Four more emergent-reader episodes featuring little Annie, her “big, big brother,” Simon, and bucketloads of sibling togetherness.

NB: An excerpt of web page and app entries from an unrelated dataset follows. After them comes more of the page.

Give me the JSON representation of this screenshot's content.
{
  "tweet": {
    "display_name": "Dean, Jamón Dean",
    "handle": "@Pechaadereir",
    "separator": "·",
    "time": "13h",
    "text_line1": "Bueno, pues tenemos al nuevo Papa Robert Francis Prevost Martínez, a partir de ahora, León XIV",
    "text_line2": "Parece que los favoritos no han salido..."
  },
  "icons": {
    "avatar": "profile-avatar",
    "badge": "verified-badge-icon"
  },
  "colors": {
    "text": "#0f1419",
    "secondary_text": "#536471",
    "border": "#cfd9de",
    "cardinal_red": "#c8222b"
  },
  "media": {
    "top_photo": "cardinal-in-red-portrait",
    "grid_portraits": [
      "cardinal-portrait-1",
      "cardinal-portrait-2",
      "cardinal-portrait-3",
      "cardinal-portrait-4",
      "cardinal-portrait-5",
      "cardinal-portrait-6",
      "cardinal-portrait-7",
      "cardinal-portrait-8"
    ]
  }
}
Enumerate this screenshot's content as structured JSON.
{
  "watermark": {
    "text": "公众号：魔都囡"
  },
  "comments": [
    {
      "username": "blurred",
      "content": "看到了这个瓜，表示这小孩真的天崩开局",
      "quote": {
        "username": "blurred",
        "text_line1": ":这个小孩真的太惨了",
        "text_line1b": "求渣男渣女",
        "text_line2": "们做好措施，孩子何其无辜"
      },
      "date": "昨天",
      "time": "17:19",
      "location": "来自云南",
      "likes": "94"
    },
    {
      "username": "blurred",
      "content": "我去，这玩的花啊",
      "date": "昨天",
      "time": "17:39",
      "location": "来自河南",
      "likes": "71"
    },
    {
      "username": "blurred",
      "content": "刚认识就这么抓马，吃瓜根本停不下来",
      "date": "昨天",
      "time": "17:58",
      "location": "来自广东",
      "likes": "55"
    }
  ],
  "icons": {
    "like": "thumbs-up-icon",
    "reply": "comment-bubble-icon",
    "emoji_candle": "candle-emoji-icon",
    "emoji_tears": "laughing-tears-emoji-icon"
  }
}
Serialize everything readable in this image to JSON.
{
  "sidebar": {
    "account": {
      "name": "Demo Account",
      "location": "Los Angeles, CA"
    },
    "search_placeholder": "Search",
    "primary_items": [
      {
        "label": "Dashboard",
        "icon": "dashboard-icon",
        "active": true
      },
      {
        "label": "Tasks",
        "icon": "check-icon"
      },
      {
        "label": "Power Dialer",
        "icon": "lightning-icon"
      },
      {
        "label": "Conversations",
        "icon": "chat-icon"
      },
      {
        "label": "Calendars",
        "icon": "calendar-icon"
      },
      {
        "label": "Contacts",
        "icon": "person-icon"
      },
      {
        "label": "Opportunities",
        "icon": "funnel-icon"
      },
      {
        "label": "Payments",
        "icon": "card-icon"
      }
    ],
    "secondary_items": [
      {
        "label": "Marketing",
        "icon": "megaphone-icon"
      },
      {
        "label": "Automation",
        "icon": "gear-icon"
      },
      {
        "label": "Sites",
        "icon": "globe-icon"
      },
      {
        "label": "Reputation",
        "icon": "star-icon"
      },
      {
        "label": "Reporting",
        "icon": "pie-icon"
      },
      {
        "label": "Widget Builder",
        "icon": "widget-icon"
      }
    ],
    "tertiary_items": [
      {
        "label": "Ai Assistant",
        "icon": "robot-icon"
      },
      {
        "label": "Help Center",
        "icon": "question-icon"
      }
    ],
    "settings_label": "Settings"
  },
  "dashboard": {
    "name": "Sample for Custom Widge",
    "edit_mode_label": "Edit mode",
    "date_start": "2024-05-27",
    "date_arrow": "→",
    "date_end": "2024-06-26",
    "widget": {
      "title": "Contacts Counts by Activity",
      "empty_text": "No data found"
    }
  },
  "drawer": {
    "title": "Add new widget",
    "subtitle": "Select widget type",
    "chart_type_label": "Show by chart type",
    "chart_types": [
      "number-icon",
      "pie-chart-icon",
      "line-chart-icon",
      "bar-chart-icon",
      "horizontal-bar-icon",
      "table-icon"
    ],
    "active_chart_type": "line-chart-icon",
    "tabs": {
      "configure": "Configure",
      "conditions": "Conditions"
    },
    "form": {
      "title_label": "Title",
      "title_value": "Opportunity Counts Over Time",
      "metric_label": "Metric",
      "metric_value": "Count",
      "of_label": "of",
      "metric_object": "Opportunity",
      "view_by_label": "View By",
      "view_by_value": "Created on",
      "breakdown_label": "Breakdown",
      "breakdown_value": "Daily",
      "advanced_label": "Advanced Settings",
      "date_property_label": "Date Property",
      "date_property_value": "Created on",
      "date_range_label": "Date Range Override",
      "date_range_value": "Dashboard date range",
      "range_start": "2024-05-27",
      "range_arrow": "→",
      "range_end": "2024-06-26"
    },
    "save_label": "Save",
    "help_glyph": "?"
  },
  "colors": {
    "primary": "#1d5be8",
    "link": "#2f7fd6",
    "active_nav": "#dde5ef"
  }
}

O’Neill opens with a thematic link to Annie and Simon (2008). Simon (still) has trouble telling Annie’s drawings of a crayfish and a dragonfly apart but answers her skeptical response to his claim that frogs have knees (“Oh, Simon. Tee-hee. Tee-hee. Tee-hee-hee”) with nature facts until she admiringly asks him if he knows everything. “Well,” says Simon, “I hate to brag.” In subsequent episodes, Simon’s sneeze unleashes a patiently borne flood of little-sister TLC; Annie’s efforts to get her dog Hazel to purr end abruptly when she sees the neighbor’s cat stroll by with a mouse in his mouth; and the sudden disappearance of a wagonload of horse chestnuts left on the porch sparks a bit of detective work. In the author’s informal, loosely brushed watercolors, the gangly figures fit comfortably in outdoorsy suburban and cozy domestic settings. Their mutual attachment is clearly expressed in gestures, expressions, eye contact and, in the final scene, a tender smooch on the head by Simon: “You know,” he says, “you’re my favorite little sister.” “I know,” says Annie.
Would that all sib relationships were so harmonious. (Early reader. 5-7)